With apologies to Monty Python, be prepared for an onslaught of spam brought on in the wake of "The Social Network." Legions of the previously disinterested buisness people are diving into social media with an "if that punk Mark Zuckerberg can do it, so can I" attitude, and little more than a vague idea that they've got to get stuff out there.
They're jumping into Twitter, creating a presence on Facebook, and otherwise frantically attacking social media worlds with little more than a vague impression of the social landscape as little more than another billboard on which to post their wares. In the next few weeks and months, you'll see (or in some cases, will be totally unaware) crude attempts at social media. I've heard first-hand from some who were previously borderline hostile to the concept. Now, a great piece of filmmaking has created a wider awareness of social media, but, in the short term, a lot of media garbage.
Yes, I know all this has existed before, but now it will explode as never before across the landscape.
- The use of Twitter as little more than an advertising platform, with little interest in engagement, and little knowledge of how Twitter can be used for such engagement;
- The creation of a presence on Facebook with little understanding of how to build and maintain that presence; and

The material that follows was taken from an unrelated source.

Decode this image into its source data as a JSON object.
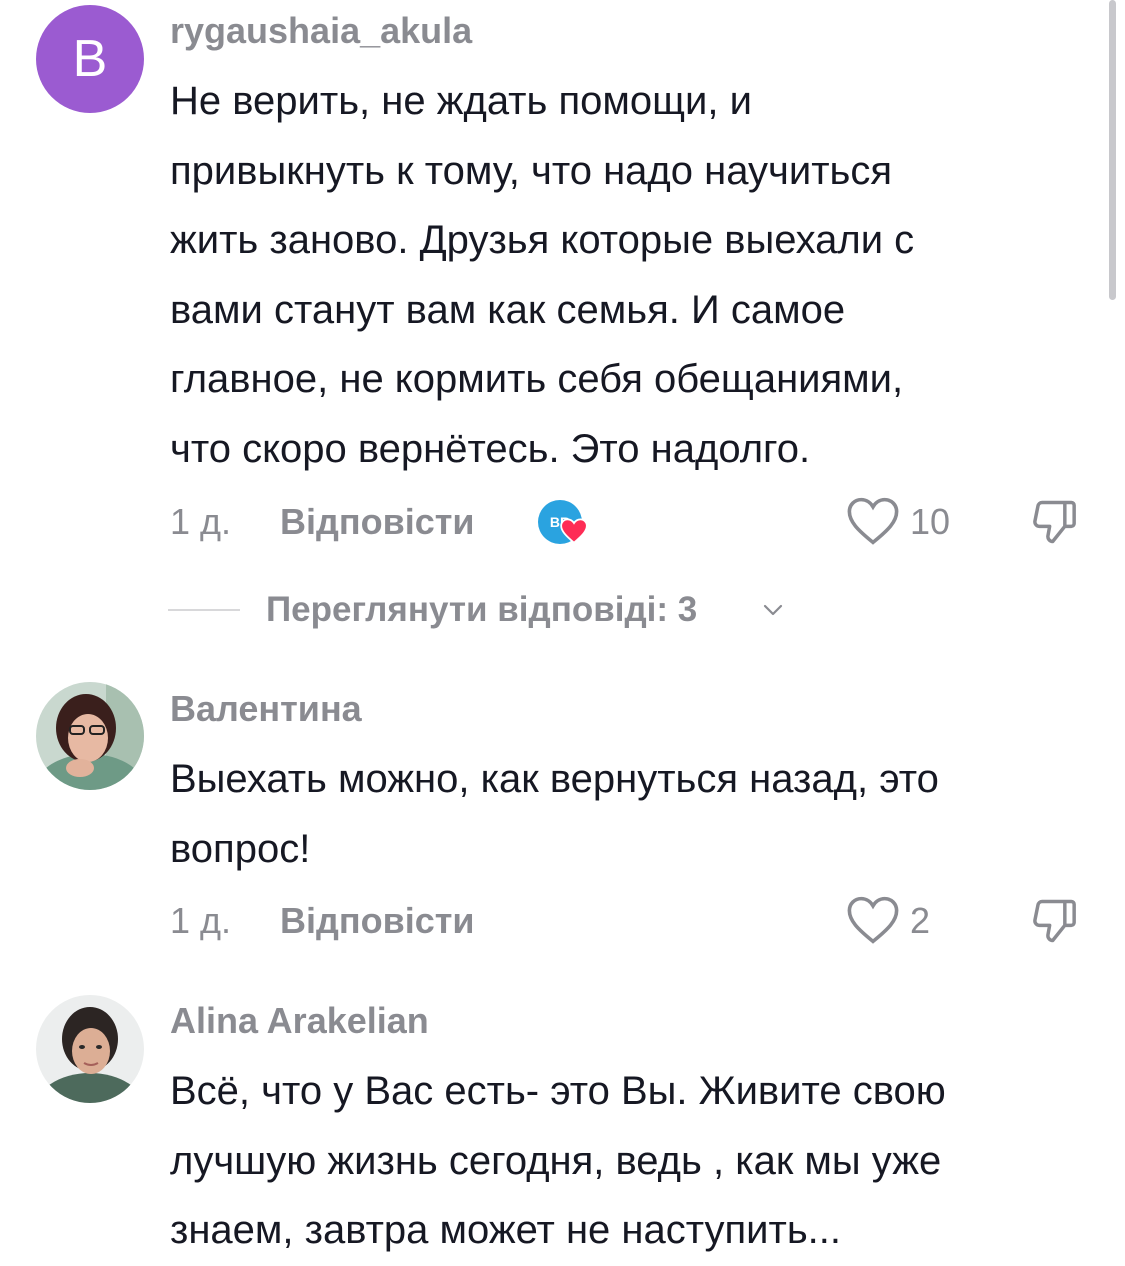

- The attempt at building communities without the understanding of little more than a "build it and they will come" mentality.
The result? A flood of new users, a rapid burnout, and a bonanza for social media "experts," and, finally, perhaps, a long-overdue shake-out in those who see this as a "get rich quick" scheme.
Despite all of this initial mess, the ultimate result just might be a better informed, wider community of users.
So, it's not all bad. To quote Monty Python, "Spam, Wonderful Spam!"